# Stored entries:
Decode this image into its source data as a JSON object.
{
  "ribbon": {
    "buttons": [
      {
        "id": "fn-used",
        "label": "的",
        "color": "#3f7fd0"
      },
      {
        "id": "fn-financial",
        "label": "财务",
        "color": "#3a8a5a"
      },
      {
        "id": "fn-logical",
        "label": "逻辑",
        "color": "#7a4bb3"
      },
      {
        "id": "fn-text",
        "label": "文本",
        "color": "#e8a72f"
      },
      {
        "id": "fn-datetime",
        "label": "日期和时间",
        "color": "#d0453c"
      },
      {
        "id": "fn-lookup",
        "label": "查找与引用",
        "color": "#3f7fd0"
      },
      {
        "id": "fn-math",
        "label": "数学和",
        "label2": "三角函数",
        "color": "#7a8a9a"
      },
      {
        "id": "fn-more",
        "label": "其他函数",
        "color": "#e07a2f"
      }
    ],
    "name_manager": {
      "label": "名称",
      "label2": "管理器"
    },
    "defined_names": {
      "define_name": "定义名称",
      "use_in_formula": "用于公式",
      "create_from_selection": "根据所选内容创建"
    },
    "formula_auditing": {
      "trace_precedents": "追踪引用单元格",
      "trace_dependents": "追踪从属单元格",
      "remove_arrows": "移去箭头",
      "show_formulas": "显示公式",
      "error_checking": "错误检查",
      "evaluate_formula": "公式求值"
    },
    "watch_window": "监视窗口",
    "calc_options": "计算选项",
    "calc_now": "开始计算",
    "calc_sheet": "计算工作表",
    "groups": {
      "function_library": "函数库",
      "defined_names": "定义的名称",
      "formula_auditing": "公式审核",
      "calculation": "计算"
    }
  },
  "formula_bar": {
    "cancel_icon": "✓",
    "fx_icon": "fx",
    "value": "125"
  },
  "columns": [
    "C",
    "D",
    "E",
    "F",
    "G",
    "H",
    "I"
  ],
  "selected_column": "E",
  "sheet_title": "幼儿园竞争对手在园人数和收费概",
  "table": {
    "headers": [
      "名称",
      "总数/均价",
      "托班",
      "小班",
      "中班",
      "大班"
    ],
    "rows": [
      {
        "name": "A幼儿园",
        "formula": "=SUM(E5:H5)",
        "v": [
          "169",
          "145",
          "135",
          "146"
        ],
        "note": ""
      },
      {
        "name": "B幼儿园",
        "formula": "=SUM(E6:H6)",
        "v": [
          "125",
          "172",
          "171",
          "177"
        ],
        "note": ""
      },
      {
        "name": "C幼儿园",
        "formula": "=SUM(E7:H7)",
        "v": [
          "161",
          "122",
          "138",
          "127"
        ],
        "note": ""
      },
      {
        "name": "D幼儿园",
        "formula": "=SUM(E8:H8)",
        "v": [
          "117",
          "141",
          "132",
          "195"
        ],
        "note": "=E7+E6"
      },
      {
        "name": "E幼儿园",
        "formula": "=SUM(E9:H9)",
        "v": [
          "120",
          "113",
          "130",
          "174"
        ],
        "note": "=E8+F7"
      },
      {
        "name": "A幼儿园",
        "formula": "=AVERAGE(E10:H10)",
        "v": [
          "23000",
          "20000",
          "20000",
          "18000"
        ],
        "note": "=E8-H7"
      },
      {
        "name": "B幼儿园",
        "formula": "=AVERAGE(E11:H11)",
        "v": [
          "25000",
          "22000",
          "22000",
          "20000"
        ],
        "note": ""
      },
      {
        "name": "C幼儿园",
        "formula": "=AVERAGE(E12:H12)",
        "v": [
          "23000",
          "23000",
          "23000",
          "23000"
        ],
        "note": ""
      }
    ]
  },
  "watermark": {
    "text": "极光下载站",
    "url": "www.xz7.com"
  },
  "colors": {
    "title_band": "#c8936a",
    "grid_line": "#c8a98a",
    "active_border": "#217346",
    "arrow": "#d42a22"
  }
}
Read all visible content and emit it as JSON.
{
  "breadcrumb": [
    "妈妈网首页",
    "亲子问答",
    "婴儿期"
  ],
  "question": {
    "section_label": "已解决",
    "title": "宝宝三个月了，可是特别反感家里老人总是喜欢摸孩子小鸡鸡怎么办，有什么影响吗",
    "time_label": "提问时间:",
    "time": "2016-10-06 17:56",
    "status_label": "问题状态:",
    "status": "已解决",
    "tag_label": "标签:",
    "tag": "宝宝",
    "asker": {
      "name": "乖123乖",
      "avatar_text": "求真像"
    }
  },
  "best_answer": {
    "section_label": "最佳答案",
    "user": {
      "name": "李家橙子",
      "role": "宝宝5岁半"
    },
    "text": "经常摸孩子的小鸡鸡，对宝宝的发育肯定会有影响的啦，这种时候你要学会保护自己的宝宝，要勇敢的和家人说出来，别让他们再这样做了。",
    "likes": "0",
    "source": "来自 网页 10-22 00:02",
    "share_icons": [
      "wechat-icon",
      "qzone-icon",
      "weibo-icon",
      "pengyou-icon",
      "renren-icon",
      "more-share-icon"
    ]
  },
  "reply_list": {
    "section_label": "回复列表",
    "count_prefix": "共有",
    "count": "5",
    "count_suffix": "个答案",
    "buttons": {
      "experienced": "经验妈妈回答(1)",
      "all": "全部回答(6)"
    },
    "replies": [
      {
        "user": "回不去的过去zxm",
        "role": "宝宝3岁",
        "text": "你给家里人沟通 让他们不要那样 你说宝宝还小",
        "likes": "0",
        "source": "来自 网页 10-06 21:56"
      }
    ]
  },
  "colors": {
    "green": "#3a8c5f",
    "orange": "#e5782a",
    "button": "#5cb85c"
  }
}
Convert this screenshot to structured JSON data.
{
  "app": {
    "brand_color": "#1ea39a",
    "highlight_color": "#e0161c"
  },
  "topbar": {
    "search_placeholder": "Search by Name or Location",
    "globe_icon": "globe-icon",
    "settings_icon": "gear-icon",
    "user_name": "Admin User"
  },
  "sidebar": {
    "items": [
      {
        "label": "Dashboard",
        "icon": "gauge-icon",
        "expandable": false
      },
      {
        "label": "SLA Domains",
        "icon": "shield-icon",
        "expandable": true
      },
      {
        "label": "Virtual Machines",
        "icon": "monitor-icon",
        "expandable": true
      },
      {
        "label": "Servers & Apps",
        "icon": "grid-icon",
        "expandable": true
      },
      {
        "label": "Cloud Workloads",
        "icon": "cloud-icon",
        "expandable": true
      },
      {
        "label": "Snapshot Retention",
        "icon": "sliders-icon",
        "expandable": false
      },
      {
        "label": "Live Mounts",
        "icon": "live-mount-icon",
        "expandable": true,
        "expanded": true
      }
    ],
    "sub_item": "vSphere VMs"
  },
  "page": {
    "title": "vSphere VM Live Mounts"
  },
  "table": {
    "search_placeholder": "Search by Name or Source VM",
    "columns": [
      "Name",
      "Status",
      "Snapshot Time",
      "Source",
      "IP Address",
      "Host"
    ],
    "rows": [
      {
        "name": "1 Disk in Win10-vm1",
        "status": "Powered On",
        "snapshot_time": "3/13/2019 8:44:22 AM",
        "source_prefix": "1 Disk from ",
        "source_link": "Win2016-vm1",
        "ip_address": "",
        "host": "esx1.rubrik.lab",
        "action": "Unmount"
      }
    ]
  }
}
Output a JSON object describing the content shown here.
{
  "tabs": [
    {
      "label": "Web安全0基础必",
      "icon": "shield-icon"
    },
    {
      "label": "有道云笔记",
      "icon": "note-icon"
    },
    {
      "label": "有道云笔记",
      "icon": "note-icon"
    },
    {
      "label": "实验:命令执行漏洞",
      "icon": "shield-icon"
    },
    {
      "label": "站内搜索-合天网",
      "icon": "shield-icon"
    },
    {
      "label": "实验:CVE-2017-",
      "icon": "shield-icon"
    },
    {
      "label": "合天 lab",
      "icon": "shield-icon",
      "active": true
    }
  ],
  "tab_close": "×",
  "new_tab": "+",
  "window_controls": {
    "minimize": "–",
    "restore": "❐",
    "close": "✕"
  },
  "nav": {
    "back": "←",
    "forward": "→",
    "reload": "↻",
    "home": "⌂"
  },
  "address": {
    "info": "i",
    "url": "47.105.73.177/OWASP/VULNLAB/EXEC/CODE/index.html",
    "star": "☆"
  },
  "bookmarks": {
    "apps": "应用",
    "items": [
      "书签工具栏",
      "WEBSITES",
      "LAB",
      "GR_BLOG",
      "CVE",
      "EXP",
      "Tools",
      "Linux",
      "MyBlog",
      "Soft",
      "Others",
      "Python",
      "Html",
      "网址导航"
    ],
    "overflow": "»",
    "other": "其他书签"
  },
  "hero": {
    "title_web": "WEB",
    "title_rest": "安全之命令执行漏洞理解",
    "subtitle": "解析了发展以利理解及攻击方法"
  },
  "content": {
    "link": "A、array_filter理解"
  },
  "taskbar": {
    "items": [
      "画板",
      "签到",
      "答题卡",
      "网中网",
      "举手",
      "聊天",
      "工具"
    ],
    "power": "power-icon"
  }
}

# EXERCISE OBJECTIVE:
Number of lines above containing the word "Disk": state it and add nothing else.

# COMPLETED TASK:
2